When in Paris, go to Obsession Marlene at the Maison Européenne de la Photographie (MEP.) Curated by Pierre Passebon, the exhibition captures the prismatic nature of Marlene Dietrich, the style icon and Hollywood legend illustrated by photographers like Richard Avedon, Cecil Beaton, Alfred Eisenstaedt, Milton Greene, George Hurrell, Irving Penn, Willy Rizzo, Tony Snowdon, and Edward Steichen. The 200 images chosen by Passebon, the renowned owner of Galerie du Passage, reflect the passion of his collection that was acquired over a 25-year period.
“With the exhibition, I wanted to demonstrate what a seductress Marlene was as well as being a perfectionist,” the 64-year-old Parisian said. “True, she fought for every detail to be flawless, but she had this gift to seduce whether she was pulling off a wig in the movie Blonde Venus or cooking in the film Manpower or just slipping out of a car and artfully showing her amazing legs when she was in her late 50s.” Passebon puts the successful seductiveness down to her lucidity and generosity of spirit. “Marlene loved to laugh and she wasn’t a snob either; film technicians and others adored working with her.”

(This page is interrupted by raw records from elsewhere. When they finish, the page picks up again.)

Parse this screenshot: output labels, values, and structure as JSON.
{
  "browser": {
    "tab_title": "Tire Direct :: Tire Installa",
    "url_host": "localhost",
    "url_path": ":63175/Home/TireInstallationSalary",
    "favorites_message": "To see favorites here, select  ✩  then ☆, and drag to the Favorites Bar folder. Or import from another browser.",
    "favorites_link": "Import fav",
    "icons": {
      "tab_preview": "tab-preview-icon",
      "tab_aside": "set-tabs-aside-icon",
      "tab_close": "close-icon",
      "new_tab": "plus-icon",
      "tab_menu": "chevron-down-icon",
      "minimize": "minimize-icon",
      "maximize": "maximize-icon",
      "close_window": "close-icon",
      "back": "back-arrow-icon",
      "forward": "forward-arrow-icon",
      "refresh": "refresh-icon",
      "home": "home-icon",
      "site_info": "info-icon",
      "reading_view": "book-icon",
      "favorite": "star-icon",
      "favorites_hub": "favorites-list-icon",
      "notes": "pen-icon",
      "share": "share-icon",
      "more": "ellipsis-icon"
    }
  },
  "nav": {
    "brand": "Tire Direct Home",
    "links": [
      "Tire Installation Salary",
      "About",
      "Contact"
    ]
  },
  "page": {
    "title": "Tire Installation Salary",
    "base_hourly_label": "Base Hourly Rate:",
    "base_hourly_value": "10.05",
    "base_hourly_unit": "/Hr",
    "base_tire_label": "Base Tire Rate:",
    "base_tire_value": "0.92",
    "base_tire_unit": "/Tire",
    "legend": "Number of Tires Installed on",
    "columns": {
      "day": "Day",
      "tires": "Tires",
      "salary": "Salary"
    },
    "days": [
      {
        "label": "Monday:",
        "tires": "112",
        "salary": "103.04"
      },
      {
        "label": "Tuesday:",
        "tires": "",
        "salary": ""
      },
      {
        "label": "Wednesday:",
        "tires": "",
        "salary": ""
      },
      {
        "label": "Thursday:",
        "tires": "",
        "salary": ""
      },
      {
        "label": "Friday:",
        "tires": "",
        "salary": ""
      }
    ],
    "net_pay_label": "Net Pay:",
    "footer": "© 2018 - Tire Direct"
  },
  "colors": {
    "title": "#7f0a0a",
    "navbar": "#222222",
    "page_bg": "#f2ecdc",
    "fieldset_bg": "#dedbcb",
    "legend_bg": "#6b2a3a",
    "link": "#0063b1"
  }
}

Naturally, Passebon has his group of favorite photographs. He points out Avedon’s portrait of Dietrich wearing a Christian Dior-designed turban, taken at the Ritz in 1955. “This has been so imitated,” he stated. A favorite of drag queens, it has become a camp classic. Whereas Milton Greene’s shot of her outstretched willowy legs donning Roger Vivier shoes defines timeless glamour, though taken in 1952. And then there’s Eisenstaedt’s playful snap of her wearing a top hat and tails (1929.) “What’s admirable is how Marlene always dominated the clothes,” said Passebon. “Some actresses are engulfed by certain styles but she never was.”
Obsession Marlene flows over an entire floor and what continues to excite the eye is the choice and the variety of photographs covering both her professional and personal life. Naturally, her years with the director Josef von Sternberg are documented. ”A dream for every actress, Sternberg understood Marlene and transformed her into the exceptional professional that we remember,” Passebon said. Certainly, the evolution of a saucy, plump Dietrich on the set of The Blue Angel—her first Sternberg film—to looking chiseled and triumphant in her later films (Shanghai Express, Blonde Venus, and The Scarlett Empress) is something to behold. Still, Dietrich was brilliantly intelligent and learnt the needed stage tricks to affirm her future. Later, when performing in Las Vegas, she understood that the fur coat had to be made of male swan’s down to give off the desired dramatic effect and that her embroidered chiffon dress had to suggest nudity in order to catch the attention of an audience who was eating. “She was this war machine,” said Passebon. Unfortunately, Dietrich’s considerable energy and vitality did not stop her from becoming a Paris-based recluse in her final two decades. “Old age was a nightmare for Marlene because she could no longer seduce,” he said. “It made her depressed and pushed her to drink.” Nevertheless, the happy images still remain and are highlighted in Obsession Marlene when she’s fooling around the pool with her daughter, Maria, or hugging American soldiers at the end of WWII, or sitting atop a pile of Mark Cross trunks, emanating sophistication.
Obsession: Marlene Dietrich: The Pierre Passebon Collection is on view through February 25 at La Maison Européenne de la Photographie, located in Paris at 5/7 Rue de Fourcroy, 75004